Excerpts from an interface dataset

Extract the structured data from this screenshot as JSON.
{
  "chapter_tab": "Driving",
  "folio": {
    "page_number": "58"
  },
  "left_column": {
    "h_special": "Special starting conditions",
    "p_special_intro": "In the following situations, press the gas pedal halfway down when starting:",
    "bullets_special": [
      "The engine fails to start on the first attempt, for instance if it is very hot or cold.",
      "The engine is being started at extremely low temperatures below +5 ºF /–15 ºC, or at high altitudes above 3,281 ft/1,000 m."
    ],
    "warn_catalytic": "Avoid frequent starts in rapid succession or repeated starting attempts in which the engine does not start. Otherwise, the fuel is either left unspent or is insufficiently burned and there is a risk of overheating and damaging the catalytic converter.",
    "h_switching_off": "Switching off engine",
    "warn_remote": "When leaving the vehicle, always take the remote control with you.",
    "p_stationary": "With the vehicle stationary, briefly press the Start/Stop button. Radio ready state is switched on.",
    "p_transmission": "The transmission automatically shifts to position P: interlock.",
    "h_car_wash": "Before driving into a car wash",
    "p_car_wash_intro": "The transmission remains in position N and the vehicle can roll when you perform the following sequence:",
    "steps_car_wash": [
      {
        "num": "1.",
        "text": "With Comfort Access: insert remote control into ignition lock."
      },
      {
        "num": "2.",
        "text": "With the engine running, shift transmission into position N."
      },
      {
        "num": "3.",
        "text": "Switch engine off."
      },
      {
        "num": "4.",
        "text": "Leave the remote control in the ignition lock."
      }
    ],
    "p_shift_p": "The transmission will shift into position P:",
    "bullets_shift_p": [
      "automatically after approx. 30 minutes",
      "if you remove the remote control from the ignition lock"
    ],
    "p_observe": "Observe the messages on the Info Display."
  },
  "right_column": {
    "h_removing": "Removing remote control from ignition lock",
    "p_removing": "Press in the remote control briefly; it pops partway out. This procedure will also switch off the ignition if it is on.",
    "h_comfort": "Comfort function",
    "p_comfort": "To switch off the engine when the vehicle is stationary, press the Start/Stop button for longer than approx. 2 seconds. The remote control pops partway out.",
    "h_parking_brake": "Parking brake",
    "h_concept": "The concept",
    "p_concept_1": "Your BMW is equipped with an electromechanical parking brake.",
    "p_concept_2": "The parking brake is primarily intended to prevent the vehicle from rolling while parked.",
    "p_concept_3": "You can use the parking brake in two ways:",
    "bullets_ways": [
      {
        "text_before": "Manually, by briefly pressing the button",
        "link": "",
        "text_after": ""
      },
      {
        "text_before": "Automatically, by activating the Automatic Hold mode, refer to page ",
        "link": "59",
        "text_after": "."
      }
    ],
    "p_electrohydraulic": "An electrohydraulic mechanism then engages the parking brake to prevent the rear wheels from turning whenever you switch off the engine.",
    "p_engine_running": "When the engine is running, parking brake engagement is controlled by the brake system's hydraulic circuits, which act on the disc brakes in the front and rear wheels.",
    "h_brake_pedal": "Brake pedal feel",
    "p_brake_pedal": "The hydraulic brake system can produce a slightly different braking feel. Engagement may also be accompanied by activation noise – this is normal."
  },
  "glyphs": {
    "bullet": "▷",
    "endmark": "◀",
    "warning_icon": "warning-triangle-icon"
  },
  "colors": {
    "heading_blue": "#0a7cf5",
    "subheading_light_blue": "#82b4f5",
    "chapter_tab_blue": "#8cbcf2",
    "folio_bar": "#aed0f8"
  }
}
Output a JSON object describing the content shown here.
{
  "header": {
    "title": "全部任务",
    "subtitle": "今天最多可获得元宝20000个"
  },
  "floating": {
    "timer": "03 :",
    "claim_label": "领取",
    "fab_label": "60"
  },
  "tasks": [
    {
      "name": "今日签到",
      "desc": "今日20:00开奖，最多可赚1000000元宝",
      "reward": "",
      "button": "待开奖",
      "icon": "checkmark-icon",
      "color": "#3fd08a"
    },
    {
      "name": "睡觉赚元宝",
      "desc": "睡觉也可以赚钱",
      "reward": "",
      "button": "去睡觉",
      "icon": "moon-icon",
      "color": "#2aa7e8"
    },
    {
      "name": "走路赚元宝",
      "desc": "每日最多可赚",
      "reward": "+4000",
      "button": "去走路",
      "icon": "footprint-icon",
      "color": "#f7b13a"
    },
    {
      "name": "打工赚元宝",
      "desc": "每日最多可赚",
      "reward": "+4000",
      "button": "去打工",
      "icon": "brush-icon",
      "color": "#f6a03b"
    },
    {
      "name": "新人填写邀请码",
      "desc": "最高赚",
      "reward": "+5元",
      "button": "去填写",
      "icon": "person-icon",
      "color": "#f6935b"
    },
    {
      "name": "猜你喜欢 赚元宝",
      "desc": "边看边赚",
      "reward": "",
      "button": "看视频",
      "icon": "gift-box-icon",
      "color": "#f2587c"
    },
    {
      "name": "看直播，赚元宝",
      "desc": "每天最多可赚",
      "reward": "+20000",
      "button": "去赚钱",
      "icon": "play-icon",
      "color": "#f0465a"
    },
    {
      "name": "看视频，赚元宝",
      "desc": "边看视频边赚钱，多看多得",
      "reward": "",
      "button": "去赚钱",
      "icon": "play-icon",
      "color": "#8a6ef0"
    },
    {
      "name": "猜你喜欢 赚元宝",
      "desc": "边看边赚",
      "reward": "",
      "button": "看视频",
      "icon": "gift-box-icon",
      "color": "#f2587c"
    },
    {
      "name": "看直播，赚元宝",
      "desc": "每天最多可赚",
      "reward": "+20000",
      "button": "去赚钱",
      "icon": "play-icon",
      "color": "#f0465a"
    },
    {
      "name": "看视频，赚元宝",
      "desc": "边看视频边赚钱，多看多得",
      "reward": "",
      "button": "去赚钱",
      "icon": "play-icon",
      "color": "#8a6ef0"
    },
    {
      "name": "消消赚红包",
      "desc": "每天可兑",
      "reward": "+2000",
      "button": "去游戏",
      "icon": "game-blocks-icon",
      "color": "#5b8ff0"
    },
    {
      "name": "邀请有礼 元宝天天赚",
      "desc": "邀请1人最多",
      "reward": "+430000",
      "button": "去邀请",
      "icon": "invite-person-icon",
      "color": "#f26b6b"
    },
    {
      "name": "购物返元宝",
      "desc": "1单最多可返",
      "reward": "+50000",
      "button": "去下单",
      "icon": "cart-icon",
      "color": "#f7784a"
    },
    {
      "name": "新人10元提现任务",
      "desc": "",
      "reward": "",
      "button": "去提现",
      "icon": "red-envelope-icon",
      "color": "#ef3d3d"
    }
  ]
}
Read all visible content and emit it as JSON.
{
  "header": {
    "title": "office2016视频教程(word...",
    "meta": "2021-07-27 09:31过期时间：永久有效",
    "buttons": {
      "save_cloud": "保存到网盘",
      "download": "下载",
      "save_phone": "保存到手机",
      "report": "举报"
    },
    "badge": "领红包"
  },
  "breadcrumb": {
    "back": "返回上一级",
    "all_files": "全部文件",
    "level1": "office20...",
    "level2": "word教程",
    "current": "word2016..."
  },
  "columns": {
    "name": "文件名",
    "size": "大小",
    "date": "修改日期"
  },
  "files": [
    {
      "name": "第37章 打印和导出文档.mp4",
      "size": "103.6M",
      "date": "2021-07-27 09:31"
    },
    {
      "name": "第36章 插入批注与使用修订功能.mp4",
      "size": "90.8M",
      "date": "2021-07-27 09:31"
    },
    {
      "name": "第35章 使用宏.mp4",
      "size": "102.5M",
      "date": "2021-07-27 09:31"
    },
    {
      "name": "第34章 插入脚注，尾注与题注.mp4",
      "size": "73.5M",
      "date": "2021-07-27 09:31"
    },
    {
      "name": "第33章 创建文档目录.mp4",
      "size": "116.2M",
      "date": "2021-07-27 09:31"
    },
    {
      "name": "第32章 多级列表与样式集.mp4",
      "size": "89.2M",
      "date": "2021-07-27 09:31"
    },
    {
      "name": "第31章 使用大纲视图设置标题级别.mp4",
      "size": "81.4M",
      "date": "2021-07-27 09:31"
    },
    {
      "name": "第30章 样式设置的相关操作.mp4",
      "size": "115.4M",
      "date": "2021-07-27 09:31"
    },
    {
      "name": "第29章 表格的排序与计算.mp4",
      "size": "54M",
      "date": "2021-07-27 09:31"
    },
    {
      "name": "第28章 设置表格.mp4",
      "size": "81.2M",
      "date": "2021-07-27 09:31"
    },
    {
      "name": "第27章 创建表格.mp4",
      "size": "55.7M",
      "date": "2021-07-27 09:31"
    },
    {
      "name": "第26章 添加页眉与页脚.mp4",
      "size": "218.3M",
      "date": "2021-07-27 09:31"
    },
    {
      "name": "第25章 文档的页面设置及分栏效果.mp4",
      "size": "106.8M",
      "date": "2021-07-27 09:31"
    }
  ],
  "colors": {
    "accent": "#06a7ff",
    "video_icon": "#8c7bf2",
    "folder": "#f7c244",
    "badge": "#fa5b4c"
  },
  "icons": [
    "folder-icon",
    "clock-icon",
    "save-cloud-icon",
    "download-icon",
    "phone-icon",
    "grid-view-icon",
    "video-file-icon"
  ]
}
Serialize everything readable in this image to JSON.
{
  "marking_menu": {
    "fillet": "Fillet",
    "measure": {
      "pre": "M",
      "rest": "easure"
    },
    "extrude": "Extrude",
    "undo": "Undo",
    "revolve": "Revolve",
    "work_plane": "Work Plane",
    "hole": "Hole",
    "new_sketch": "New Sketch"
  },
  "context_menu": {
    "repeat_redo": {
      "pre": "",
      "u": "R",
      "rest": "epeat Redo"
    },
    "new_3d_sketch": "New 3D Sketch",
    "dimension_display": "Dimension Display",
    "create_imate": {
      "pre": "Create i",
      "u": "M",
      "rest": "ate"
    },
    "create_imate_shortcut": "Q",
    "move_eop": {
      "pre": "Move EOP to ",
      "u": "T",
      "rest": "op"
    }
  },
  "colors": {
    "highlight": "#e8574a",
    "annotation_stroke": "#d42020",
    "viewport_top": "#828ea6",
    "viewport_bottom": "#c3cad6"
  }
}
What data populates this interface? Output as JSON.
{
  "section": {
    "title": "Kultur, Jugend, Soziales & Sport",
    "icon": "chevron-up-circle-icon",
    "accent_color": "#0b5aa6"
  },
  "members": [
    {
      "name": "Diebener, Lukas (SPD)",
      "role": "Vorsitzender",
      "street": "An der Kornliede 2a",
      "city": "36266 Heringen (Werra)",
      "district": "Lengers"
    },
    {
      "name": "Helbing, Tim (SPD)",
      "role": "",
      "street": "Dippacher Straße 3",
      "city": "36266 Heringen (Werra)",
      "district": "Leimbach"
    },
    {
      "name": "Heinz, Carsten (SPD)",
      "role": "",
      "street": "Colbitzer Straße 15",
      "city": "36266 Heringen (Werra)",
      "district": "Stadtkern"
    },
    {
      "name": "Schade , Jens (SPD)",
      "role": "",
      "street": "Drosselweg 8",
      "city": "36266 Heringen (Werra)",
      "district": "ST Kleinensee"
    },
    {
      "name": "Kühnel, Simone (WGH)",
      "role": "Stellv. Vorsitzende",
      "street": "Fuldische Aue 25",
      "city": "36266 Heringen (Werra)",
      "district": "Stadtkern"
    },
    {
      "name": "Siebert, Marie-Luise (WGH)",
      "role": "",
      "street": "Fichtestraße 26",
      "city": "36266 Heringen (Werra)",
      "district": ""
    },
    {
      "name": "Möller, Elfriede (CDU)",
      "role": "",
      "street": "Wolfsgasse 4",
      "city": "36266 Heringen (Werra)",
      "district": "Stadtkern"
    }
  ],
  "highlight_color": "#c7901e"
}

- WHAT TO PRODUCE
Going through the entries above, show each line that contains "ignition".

- RESPONSE TO THE EXERCISE
        "text": "With Comfort Access: insert remote control into ignition lock."
        "text": "Leave the remote control in the ignition lock."
      "if you remove the remote control from the ignition lock"
    "h_removing": "Removing remote control from ignition lock",
    "p_removing": "Press in the remote control briefly; it pops partway out. This procedure will also switch off the ignition if it is on.",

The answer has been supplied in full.